++++ Listed entries ++++

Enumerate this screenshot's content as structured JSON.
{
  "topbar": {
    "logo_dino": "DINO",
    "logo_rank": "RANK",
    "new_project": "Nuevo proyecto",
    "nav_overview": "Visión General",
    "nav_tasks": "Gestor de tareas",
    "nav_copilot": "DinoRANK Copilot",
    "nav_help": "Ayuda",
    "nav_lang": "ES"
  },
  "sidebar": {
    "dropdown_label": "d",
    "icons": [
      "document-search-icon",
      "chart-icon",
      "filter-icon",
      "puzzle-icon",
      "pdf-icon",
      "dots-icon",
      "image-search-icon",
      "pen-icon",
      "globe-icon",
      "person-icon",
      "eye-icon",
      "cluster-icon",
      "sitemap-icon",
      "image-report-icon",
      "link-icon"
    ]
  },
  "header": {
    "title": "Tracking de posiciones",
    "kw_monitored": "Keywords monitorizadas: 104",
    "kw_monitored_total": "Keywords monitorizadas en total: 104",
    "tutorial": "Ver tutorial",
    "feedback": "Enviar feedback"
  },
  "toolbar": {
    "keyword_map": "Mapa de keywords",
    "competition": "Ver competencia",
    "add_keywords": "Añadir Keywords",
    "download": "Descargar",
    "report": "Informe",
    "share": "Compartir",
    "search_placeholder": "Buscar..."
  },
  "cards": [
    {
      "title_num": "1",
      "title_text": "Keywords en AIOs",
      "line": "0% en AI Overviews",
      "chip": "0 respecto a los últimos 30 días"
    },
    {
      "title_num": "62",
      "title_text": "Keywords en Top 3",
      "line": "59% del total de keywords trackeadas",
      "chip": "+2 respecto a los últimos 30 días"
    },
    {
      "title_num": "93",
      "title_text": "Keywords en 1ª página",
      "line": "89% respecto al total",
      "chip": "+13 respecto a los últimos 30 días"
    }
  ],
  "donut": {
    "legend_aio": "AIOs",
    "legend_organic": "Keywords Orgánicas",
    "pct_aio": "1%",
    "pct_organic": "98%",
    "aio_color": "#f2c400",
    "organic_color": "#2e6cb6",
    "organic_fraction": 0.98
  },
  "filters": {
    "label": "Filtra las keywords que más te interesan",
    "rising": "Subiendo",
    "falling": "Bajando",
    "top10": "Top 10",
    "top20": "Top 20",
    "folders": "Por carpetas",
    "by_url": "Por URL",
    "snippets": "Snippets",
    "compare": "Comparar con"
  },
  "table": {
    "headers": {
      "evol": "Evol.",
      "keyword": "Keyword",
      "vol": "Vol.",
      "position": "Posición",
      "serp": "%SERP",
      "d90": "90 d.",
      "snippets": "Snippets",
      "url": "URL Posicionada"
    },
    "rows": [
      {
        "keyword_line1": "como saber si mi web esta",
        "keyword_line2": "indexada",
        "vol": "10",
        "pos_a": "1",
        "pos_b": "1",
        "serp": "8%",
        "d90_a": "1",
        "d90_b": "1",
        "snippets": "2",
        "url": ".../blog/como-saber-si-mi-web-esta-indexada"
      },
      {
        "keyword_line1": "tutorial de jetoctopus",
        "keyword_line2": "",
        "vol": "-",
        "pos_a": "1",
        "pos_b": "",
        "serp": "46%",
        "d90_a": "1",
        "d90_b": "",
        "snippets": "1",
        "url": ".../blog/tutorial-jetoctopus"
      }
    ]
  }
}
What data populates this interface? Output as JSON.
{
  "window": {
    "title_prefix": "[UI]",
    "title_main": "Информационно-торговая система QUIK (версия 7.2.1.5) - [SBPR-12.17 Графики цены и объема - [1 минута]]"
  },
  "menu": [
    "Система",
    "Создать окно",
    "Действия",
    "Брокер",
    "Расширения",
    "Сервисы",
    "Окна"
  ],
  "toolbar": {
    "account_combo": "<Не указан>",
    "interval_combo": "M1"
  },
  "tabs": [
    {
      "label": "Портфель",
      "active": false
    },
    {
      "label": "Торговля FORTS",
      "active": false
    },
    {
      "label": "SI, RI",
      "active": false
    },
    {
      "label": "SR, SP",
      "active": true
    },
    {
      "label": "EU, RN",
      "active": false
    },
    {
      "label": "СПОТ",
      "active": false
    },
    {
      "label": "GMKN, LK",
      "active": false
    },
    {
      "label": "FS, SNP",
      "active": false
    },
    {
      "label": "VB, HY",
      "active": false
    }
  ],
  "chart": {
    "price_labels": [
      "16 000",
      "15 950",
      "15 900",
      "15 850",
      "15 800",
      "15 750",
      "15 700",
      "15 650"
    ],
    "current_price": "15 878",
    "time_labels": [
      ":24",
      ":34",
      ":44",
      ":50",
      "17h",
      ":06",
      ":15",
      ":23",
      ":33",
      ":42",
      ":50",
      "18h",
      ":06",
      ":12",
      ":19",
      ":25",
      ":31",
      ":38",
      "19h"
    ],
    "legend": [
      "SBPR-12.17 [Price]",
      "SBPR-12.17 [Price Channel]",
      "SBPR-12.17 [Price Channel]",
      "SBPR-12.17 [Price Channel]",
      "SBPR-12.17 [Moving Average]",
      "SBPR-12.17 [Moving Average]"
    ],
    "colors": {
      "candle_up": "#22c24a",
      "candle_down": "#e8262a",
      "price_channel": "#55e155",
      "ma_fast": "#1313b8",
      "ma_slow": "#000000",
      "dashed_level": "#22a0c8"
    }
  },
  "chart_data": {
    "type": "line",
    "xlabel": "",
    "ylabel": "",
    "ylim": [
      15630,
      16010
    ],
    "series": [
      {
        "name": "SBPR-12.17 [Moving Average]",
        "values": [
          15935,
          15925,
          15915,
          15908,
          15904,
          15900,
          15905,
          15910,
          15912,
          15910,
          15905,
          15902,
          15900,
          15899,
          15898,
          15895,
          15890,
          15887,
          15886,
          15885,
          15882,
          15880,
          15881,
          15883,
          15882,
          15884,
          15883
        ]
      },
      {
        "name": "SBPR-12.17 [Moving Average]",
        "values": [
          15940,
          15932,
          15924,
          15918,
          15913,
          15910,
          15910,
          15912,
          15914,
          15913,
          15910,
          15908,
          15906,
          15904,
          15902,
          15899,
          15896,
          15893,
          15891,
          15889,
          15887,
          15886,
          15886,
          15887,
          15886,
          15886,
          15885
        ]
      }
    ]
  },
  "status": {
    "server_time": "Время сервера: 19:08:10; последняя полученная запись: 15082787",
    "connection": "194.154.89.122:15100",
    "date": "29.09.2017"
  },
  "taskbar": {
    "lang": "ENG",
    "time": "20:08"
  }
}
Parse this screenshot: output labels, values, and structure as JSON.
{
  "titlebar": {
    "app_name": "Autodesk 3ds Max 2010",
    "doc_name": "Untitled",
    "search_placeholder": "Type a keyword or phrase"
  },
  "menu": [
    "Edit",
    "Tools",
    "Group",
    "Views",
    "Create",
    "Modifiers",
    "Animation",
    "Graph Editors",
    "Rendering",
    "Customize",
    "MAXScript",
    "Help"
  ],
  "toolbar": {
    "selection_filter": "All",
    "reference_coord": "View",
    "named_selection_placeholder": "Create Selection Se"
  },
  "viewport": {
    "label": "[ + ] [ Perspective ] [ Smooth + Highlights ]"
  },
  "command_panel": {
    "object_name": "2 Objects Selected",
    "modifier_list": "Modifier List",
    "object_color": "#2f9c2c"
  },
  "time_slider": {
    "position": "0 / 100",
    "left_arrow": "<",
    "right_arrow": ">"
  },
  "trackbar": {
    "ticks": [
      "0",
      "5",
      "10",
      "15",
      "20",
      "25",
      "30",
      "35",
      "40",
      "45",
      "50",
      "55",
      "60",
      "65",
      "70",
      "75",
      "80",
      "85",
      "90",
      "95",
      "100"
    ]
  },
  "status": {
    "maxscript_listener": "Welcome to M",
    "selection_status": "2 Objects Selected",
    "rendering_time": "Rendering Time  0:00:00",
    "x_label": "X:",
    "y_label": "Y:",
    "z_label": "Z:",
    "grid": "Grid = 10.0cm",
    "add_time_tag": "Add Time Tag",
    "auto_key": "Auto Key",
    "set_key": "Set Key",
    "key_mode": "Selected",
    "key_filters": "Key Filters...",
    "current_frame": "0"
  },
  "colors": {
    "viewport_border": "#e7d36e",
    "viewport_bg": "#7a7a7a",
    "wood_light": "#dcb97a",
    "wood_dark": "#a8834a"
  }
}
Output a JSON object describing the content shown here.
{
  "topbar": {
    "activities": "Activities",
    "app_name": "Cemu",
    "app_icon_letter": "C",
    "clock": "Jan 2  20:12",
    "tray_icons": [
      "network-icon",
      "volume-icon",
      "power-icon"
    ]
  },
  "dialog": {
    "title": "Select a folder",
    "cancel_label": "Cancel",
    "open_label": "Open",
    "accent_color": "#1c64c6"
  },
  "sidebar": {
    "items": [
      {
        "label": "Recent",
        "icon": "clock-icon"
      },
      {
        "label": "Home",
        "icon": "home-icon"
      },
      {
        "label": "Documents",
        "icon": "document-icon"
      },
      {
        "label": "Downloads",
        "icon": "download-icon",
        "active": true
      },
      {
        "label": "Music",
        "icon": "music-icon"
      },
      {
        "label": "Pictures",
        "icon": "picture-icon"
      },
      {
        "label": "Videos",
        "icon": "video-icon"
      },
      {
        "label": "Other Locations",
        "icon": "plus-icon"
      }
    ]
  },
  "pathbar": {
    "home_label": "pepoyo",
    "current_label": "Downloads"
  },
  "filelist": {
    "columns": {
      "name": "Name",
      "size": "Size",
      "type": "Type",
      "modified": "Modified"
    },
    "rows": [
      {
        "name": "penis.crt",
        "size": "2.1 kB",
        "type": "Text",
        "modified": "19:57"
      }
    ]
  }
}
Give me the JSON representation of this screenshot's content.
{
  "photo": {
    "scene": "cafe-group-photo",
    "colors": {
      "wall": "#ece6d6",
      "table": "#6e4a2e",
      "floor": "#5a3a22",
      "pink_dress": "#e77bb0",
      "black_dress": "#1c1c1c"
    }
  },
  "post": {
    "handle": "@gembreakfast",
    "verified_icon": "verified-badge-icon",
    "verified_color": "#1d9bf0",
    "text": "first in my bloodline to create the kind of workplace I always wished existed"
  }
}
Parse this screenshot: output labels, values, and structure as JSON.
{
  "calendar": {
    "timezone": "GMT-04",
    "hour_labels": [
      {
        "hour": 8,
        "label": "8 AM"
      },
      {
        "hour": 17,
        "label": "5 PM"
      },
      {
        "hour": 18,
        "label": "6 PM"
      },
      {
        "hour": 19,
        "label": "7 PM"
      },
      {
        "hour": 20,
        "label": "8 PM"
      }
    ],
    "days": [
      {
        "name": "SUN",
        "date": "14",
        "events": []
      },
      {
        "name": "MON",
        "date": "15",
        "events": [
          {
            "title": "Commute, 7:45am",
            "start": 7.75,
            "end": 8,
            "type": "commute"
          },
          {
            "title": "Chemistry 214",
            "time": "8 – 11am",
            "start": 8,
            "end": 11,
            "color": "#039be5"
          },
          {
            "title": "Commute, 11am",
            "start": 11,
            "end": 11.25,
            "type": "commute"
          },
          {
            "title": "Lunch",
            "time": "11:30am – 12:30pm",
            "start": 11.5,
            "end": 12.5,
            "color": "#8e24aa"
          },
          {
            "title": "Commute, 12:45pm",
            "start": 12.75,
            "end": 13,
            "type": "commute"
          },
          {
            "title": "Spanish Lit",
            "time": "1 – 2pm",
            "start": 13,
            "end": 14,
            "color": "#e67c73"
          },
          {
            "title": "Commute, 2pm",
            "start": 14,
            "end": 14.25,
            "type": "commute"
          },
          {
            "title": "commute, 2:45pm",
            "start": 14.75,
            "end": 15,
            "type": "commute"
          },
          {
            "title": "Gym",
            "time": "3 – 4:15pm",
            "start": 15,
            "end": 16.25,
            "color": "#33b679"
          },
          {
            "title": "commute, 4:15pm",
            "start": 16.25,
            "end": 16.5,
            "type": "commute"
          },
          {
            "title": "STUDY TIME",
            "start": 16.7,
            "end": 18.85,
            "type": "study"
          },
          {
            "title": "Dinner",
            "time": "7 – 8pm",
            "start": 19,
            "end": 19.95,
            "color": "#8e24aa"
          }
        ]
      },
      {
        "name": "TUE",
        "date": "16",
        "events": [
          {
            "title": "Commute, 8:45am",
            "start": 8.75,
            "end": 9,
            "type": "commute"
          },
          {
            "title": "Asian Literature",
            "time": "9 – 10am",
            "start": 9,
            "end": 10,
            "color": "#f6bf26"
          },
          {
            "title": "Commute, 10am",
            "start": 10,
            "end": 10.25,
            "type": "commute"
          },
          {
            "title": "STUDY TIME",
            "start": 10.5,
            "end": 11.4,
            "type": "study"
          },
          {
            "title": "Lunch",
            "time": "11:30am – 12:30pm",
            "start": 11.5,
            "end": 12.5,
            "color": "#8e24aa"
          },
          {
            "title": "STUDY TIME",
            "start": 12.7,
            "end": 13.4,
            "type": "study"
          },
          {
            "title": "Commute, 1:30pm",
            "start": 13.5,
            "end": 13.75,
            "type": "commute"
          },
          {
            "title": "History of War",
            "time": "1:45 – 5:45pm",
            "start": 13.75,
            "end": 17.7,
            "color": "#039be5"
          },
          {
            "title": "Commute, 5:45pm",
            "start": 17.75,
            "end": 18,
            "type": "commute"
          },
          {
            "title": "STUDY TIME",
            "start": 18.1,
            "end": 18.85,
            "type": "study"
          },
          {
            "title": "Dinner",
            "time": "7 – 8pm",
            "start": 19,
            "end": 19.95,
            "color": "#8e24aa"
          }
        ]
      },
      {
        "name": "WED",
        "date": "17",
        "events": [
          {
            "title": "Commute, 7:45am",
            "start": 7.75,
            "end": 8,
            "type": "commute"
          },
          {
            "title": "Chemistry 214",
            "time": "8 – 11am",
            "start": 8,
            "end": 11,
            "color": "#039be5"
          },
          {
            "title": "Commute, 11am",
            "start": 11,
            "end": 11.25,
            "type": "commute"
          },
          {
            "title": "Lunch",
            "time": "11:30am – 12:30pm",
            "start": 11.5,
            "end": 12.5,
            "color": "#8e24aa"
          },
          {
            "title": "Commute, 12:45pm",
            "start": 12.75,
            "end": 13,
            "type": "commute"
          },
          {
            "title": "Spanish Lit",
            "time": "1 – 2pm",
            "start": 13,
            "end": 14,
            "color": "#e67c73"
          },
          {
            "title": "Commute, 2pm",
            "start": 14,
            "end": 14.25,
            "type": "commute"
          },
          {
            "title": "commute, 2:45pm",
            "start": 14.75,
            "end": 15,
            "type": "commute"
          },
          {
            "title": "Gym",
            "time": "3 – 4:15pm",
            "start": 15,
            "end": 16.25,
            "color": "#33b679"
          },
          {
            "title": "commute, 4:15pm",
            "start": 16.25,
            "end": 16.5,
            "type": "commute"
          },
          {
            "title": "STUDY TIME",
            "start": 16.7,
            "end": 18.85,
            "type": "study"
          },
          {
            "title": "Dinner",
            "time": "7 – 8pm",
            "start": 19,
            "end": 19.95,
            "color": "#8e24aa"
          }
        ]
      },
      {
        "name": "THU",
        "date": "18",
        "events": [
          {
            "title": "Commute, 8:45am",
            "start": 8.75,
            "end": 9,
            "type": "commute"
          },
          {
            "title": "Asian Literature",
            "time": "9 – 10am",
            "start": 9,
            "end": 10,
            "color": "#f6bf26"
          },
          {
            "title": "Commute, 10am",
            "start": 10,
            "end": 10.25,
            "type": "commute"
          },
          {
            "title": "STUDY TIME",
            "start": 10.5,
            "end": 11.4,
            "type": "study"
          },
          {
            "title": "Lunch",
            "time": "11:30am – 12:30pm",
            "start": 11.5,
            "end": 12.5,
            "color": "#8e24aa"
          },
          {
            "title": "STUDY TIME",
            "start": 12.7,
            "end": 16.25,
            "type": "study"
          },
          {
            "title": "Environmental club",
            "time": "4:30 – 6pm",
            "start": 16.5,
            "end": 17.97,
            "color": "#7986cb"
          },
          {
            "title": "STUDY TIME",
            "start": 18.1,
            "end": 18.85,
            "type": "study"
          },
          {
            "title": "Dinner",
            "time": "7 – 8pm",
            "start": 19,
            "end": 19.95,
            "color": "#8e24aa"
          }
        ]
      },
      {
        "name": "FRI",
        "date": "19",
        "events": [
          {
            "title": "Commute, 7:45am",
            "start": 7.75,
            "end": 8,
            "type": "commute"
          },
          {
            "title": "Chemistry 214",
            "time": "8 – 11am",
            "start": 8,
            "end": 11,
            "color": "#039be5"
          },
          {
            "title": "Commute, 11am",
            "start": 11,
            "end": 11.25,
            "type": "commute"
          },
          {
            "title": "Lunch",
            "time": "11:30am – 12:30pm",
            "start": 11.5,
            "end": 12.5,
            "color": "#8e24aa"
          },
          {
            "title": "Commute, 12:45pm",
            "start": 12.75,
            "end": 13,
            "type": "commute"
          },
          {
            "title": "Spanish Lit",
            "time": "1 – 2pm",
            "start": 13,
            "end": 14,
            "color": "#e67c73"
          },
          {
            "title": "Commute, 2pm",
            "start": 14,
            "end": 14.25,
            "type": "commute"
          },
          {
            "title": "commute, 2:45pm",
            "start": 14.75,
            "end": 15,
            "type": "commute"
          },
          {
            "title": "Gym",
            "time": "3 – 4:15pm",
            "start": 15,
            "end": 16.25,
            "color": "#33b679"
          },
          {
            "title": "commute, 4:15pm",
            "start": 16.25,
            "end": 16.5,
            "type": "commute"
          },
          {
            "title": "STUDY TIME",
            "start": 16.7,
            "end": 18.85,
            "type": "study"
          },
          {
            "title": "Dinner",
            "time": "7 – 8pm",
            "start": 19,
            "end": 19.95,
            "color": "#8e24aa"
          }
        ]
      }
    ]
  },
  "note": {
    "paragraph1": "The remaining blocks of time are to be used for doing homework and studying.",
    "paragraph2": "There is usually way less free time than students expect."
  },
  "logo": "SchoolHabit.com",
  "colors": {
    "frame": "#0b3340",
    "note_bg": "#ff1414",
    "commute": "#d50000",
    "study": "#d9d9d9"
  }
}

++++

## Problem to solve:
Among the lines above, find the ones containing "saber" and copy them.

## Output below:
        "keyword_line1": "como saber si mi web esta",
        "url": ".../blog/como-saber-si-mi-web-esta-indexada"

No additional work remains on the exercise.